The authors called for childhood verbal abuse to be ascribed its own category of maltreatment to facilitate prevention.
Child maltreatment is currently classified into four categories — physical abuse, sexual abuse, emotional abuse, of which verbal abuse is a part, and neglect — and this study can inform strategies for prevention and treatment.
Unlike other forms of emotional abuse, including indifference, silent treatment and witnessing domestic violence, researchers categorized verbal abuse as more “overt” and said it “warrants special attention.”
Commissioned by Words Matter — a British charity that aims to improve children’s health by ending verbal abuse — the study was carried out by researchers at Wingate University in North Carolina and University College London.
“Childhood verbal abuse desperately needs to be acknowledged as an abuse subtype because of the lifelong negative consequences,” said professor Shanta Dube, the study’s lead author and director of Wingate University’s Master of Public Health Program, in a statement.
The study, which studied the impact of shouting by adults such as parents, teachers and coaches, cited several papers that suggested the lasting effects of childhood verbal abuse can manifest as mental distress, such as depression and anger; externalizing symptoms, such as committing crimes, substance use or perpetrating abuse; and physical health outcomes, such as developing obesity or lung disease.

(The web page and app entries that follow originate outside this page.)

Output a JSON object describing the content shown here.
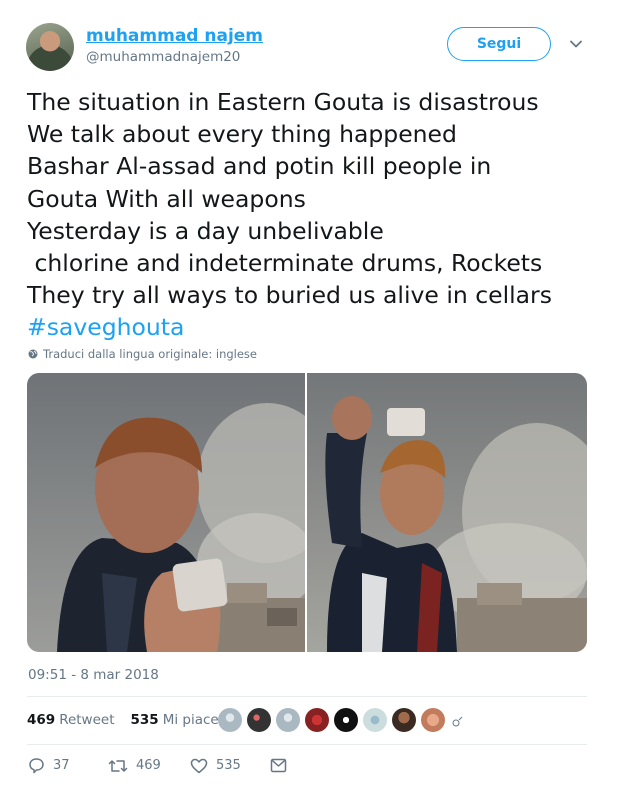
{
  "user": {
    "name": "muhammad najem",
    "handle": "@muhammadnajem20"
  },
  "follow_button": "Segui",
  "tweet": {
    "lines": [
      "The situation in Eastern Gouta is disastrous",
      "We talk about every thing happened",
      "Bashar Al-assad and potin kill people in",
      "Gouta With all weapons",
      "Yesterday is a day unbelivable",
      " chlorine and indeterminate drums, Rockets",
      "They try all ways to buried us alive in cellars"
    ],
    "hashtag": "#saveghouta"
  },
  "translate_label": "Traduci dalla lingua originale: inglese",
  "timestamp": "09:51 - 8 mar 2018",
  "stats": {
    "retweets_count": "469",
    "retweets_label": "Retweet",
    "likes_count": "535",
    "likes_label": "Mi piace"
  },
  "actions": {
    "replies": "37",
    "retweets": "469",
    "likes": "535"
  },
  "colors": {
    "accent": "#1da1f2",
    "secondary_text": "#657786",
    "divider": "#e6ecf0"
  },
  "icons": [
    "globe-icon",
    "chevron-down-icon",
    "reply-icon",
    "retweet-icon",
    "heart-icon",
    "message-icon"
  ]
}
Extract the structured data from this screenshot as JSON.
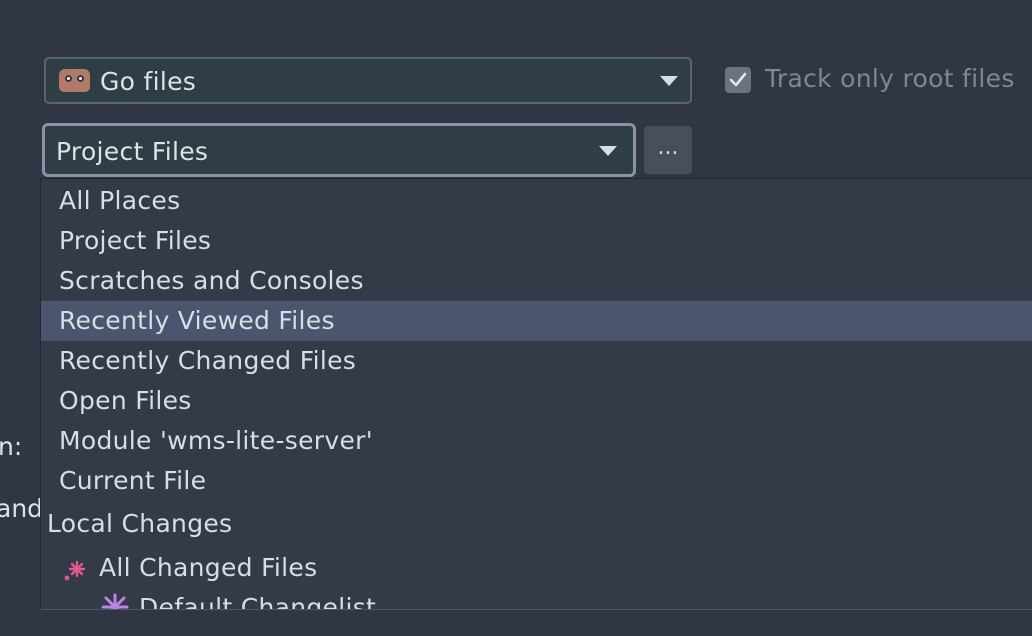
{
  "file_type_combo": {
    "value": "Go files",
    "icon": "gopher-icon"
  },
  "track_root": {
    "label": "Track only root files",
    "checked": true
  },
  "scope_combo": {
    "value": "Project Files"
  },
  "more_button": {
    "label": "..."
  },
  "side_fragments": {
    "line1": "n:",
    "line2": "and"
  },
  "scope_menu": {
    "options": [
      "All Places",
      "Project Files",
      "Scratches and Consoles",
      "Recently Viewed Files",
      "Recently Changed Files",
      "Open Files",
      "Module 'wms-lite-server'",
      "Current File"
    ],
    "selected": "Recently Viewed Files",
    "group_label": "Local Changes",
    "group_items": [
      {
        "label": "All Changed Files",
        "icon": "changed-files-icon",
        "color": "#e05a8a"
      },
      {
        "label": "Default Changelist",
        "icon": "changelist-icon",
        "color": "#b884e8"
      }
    ]
  },
  "colors": {
    "background": "#313644",
    "selection": "#4b566e",
    "accent_border": "#8a93a8"
  }
}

Jessica Bondy, the founder of Words Matter, stressed the importance of grasping “the true scale and impact of childhood verbal abuse.”
“All adults get overloaded sometimes and say things unintentionally,” she said in a statement. “We have to work collectively to devise ways to recognize these actions and end childhood verbal abuse by adults so children can flourish.”
This latest study found that a potentially significant “shift in childhood abuse may be occurring,” as the prevalence of childhood emotional abuse has increased while physical and sexual abuse have declined, according to the World Health Organization in 2014 and four other papers cited in the new study.
Researchers also called for a “need for consistency” in defining childhood verbal abuse so that its “prevalence and impact can be appropriately measured, and interventions developed.
Resources available on the Words Matter website encourage adults to avoid shouting, insults, putdowns or name calling when talking to children, as well as thinking before speaking and taking time to repair a relationship with the child after something hurtful has been said.
Similarly, the first rule of yelling is to refrain from critique while doing it, Elizabeth Gershoff, a professor of human development and family sciences at the University of Texas at Austin and researcher on parental discipline, told CNN in 2019.
Considering the audience is important too, she added. Toddlers are likely to only absorb the frustration and not the substance of the yell, while some children respond differently to being yelled at.